TASK BRIEF:
Repeat the entries below in full, with every character unchanged.

DATA IN THIS EXERCISE:

"""

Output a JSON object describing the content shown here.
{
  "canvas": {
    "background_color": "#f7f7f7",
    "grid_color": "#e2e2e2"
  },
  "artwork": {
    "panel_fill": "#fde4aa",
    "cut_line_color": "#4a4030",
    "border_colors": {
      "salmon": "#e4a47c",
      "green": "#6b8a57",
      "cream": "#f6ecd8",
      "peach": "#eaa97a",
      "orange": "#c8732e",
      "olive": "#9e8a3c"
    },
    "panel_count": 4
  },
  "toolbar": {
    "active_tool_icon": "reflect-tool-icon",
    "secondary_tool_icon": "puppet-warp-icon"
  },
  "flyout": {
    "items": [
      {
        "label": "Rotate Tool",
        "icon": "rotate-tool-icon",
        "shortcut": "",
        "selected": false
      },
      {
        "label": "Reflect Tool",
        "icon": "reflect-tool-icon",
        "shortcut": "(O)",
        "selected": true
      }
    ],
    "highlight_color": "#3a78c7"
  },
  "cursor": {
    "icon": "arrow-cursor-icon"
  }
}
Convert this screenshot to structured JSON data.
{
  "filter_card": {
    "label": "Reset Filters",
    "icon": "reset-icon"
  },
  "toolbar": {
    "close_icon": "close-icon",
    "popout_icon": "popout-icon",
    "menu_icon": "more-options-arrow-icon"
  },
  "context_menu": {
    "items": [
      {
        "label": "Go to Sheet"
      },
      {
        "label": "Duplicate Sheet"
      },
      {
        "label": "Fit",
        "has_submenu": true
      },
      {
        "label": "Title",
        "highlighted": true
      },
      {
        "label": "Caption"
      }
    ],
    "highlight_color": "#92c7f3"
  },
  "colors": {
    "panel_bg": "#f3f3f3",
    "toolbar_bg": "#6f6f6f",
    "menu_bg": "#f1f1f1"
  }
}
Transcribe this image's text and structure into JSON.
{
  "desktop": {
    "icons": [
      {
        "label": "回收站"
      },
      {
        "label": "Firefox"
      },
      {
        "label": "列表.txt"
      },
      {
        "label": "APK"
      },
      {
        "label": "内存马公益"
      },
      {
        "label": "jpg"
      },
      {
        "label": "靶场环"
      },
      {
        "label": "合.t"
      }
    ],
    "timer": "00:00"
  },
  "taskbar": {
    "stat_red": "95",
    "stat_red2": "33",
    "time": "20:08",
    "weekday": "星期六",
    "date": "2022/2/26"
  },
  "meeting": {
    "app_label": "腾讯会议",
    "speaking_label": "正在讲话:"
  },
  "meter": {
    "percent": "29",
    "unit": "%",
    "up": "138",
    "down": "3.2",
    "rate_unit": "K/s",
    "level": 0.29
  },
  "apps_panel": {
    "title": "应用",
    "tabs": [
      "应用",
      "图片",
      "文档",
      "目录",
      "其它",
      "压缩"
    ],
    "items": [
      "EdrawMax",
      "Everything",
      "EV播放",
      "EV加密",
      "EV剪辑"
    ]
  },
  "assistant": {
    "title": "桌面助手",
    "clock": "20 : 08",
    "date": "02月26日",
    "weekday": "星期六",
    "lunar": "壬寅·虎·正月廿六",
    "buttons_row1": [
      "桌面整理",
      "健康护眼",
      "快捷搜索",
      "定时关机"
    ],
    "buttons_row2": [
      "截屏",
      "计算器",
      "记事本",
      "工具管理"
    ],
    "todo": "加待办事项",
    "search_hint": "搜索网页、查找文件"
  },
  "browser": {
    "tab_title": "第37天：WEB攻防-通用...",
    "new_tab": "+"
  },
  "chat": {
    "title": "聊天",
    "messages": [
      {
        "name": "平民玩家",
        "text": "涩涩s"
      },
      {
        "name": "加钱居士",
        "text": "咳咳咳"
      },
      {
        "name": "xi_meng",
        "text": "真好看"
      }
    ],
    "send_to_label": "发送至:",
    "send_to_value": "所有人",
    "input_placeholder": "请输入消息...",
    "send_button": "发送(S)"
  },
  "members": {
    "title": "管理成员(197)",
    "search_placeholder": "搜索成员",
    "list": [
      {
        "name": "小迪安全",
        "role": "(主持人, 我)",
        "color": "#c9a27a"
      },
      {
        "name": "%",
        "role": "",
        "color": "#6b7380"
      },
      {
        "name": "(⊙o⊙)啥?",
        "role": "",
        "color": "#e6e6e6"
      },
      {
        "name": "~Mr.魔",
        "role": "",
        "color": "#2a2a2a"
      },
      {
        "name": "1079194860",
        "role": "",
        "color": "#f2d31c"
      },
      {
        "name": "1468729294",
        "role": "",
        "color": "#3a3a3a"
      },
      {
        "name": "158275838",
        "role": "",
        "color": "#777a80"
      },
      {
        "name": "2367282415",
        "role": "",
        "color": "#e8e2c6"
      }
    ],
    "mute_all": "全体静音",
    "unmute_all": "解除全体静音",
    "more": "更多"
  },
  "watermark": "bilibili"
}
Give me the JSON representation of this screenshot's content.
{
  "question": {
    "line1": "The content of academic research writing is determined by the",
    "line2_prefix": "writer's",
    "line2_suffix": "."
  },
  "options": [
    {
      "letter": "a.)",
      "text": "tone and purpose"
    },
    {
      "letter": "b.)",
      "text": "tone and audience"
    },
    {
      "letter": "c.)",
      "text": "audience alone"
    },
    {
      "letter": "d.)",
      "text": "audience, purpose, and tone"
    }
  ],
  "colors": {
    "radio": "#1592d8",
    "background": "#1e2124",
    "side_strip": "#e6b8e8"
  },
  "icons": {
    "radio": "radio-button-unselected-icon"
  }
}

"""

ANSWER SPACE:
Output a JSON object describing the content shown here.
{
  "canvas": {
    "background_color": "#f7f7f7",
    "grid_color": "#e2e2e2"
  },
  "artwork": {
    "panel_fill": "#fde4aa",
    "cut_line_color": "#4a4030",
    "border_colors": {
      "salmon": "#e4a47c",
      "green": "#6b8a57",
      "cream": "#f6ecd8",
      "peach": "#eaa97a",
      "orange": "#c8732e",
      "olive": "#9e8a3c"
    },
    "panel_count": 4
  },
  "toolbar": {
    "active_tool_icon": "reflect-tool-icon",
    "secondary_tool_icon": "puppet-warp-icon"
  },
  "flyout": {
    "items": [
      {
        "label": "Rotate Tool",
        "icon": "rotate-tool-icon",
        "shortcut": "",
        "selected": false
      },
      {
        "label": "Reflect Tool",
        "icon": "reflect-tool-icon",
        "shortcut": "(O)",
        "selected": true
      }
    ],
    "highlight_color": "#3a78c7"
  },
  "cursor": {
    "icon": "arrow-cursor-icon"
  }
}
Convert this screenshot to structured JSON data.
{
  "filter_card": {
    "label": "Reset Filters",
    "icon": "reset-icon"
  },
  "toolbar": {
    "close_icon": "close-icon",
    "popout_icon": "popout-icon",
    "menu_icon": "more-options-arrow-icon"
  },
  "context_menu": {
    "items": [
      {
        "label": "Go to Sheet"
      },
      {
        "label": "Duplicate Sheet"
      },
      {
        "label": "Fit",
        "has_submenu": true
      },
      {
        "label": "Title",
        "highlighted": true
      },
      {
        "label": "Caption"
      }
    ],
    "highlight_color": "#92c7f3"
  },
  "colors": {
    "panel_bg": "#f3f3f3",
    "toolbar_bg": "#6f6f6f",
    "menu_bg": "#f1f1f1"
  }
}
Transcribe this image's text and structure into JSON.
{
  "desktop": {
    "icons": [
      {
        "label": "回收站"
      },
      {
        "label": "Firefox"
      },
      {
        "label": "列表.txt"
      },
      {
        "label": "APK"
      },
      {
        "label": "内存马公益"
      },
      {
        "label": "jpg"
      },
      {
        "label": "靶场环"
      },
      {
        "label": "合.t"
      }
    ],
    "timer": "00:00"
  },
  "taskbar": {
    "stat_red": "95",
    "stat_red2": "33",
    "time": "20:08",
    "weekday": "星期六",
    "date": "2022/2/26"
  },
  "meeting": {
    "app_label": "腾讯会议",
    "speaking_label": "正在讲话:"
  },
  "meter": {
    "percent": "29",
    "unit": "%",
    "up": "138",
    "down": "3.2",
    "rate_unit": "K/s",
    "level": 0.29
  },
  "apps_panel": {
    "title": "应用",
    "tabs": [
      "应用",
      "图片",
      "文档",
      "目录",
      "其它",
      "压缩"
    ],
    "items": [
      "EdrawMax",
      "Everything",
      "EV播放",
      "EV加密",
      "EV剪辑"
    ]
  },
  "assistant": {
    "title": "桌面助手",
    "clock": "20 : 08",
    "date": "02月26日",
    "weekday": "星期六",
    "lunar": "壬寅·虎·正月廿六",
    "buttons_row1": [
      "桌面整理",
      "健康护眼",
      "快捷搜索",
      "定时关机"
    ],
    "buttons_row2": [
      "截屏",
      "计算器",
      "记事本",
      "工具管理"
    ],
    "todo": "加待办事项",
    "search_hint": "搜索网页、查找文件"
  },
  "browser": {
    "tab_title": "第37天：WEB攻防-通用...",
    "new_tab": "+"
  },
  "chat": {
    "title": "聊天",
    "messages": [
      {
        "name": "平民玩家",
        "text": "涩涩s"
      },
      {
        "name": "加钱居士",
        "text": "咳咳咳"
      },
      {
        "name": "xi_meng",
        "text": "真好看"
      }
    ],
    "send_to_label": "发送至:",
    "send_to_value": "所有人",
    "input_placeholder": "请输入消息...",
    "send_button": "发送(S)"
  },
  "members": {
    "title": "管理成员(197)",
    "search_placeholder": "搜索成员",
    "list": [
      {
        "name": "小迪安全",
        "role": "(主持人, 我)",
        "color": "#c9a27a"
      },
      {
        "name": "%",
        "role": "",
        "color": "#6b7380"
      },
      {
        "name": "(⊙o⊙)啥?",
        "role": "",
        "color": "#e6e6e6"
      },
      {
        "name": "~Mr.魔",
        "role": "",
        "color": "#2a2a2a"
      },
      {
        "name": "1079194860",
        "role": "",
        "color": "#f2d31c"
      },
      {
        "name": "1468729294",
        "role": "",
        "color": "#3a3a3a"
      },
      {
        "name": "158275838",
        "role": "",
        "color": "#777a80"
      },
      {
        "name": "2367282415",
        "role": "",
        "color": "#e8e2c6"
      }
    ],
    "mute_all": "全体静音",
    "unmute_all": "解除全体静音",
    "more": "更多"
  },
  "watermark": "bilibili"
}
Give me the JSON representation of this screenshot's content.
{
  "question": {
    "line1": "The content of academic research writing is determined by the",
    "line2_prefix": "writer's",
    "line2_suffix": "."
  },
  "options": [
    {
      "letter": "a.)",
      "text": "tone and purpose"
    },
    {
      "letter": "b.)",
      "text": "tone and audience"
    },
    {
      "letter": "c.)",
      "text": "audience alone"
    },
    {
      "letter": "d.)",
      "text": "audience, purpose, and tone"
    }
  ],
  "colors": {
    "radio": "#1592d8",
    "background": "#1e2124",
    "side_strip": "#e6b8e8"
  },
  "icons": {
    "radio": "radio-button-unselected-icon"
  }
}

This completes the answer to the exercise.